Imagine traveling to Los Angeles for the first time in your life: Palm Trees, Sun, Beverly Hills, Hollywood. The dream of a lifetime. And then you land at LAX. You leave the plane exhausted, walking down dark hallways, paint peeling off, the smell of a non-ventilated locker room in your nose. Immigration makes you wait in endless lines for hours, the lights reminding you of an interrogation room. Everything screams: “You’re not welcome.” Finger prints, thumb prints, a photo: Is this Rikers Island or LAX? By the time they graciously let you in, your luggage has been offloaded from the conveyor belt. If you’re lucky. If you’re unlucky, your luggage is gone. Now it’s time to stand in another line: Customs. Finally, you’re done. A refreshment would be nice, right? No luck. The arrival hall is bleak, nothing for you to do. Except leaving. Time to stand in another line: for a cab, the rental shuttle or the bus. When your Los Angeles adventure begins, you already have an impression of this city: It smells, they don’t care about people and their needs.

Compare that to Amsterdam: immigration takes a few minutes, the building are well-lit, everything screams: “Welcome.” Customs is a breeze. I’m greeted by open shops, restaurants, ATM’s, rental car counters and easy access to cabs. My arrival experience turns into a real Amsterdam experience within minutes. Amsterdam airport enhances my travel experience. LAX diminishes it. Amsterdam airport accentuates the Dutch brand. It communicates modern values. It communicates to me an open society, a dynamic community that welcomes me immediately.

Like it or not: We’re all in the experience business. It used to be enough to have a decent product, a good price, an accessible place for me buy it, coupled with a good promotion. Let’s count the money. Not anymore. You need to create experiences. It can be a Redbox experience: Give me a movie for $1 now. It can be a Virgin Atlantic Upper Class experience: Treat me like a rockstar. But it has to be an experience.

People often confuse experiences with flashy things. That’s why so many companies continue to build these monuments to Flash as websites. Because they want me to experience the brand. More often than not, the best experience is getting a task done on my terms in the shortest time possible. The metrics “Time Spent” should be considered a warning sign, not a success metrics. Brands should rather focus on “Task achieved in”. Companies need to focus less on making things efficient for them, more on making all brand experiences more efficient for each of their customers.

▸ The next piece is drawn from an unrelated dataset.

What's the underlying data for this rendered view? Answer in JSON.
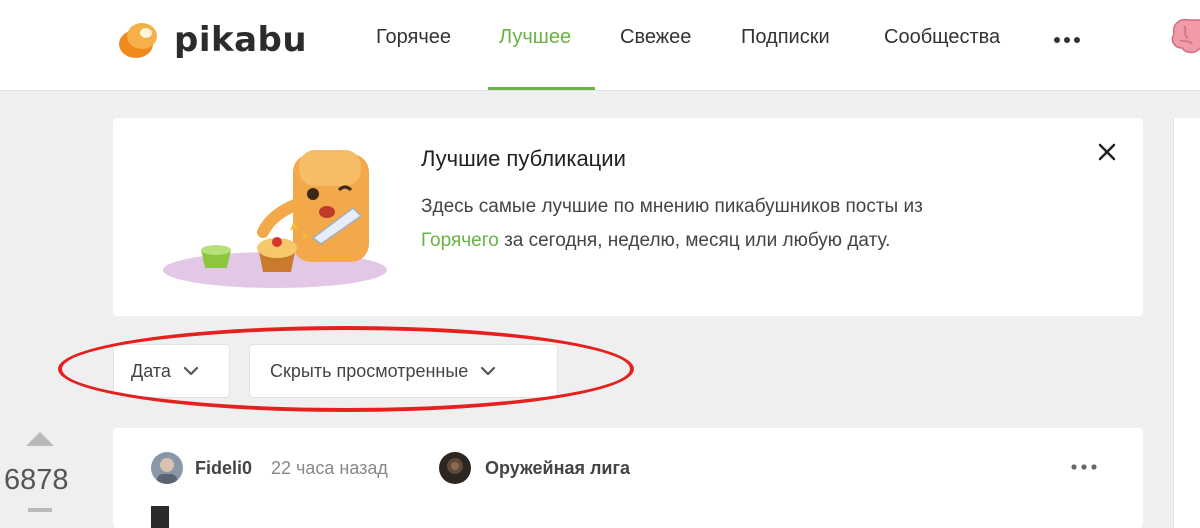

Take a look at your store: What experience are people getting out of it?

Your website. Does it only serve your purpose (sell, upsell, cross-sell) or does it serve your customers?

Your marketing. Are you just talking about yourself or do you help people, add value, make their lives better?

Which brings me back to LAX.

Times are tough, no money, no budget. I’m not asking for a billion dollar renovation of LAX. I’m just asking for changing our attitude when designing these places. Paint is not that expensive, let’s make the hallways a little bit more brighter and colorful. Let’s have all school children in Los Angeles paint pictures about their community and hang those up in the Immigration area. Let’s have a close look at line management in Immigration and Customs. Let’s have volunteers help people with their paperwork before they meet the Immigration officer. Let’s create an experience of Los Angeles as a community, as a place where we welcome the world. Is that too much to ask?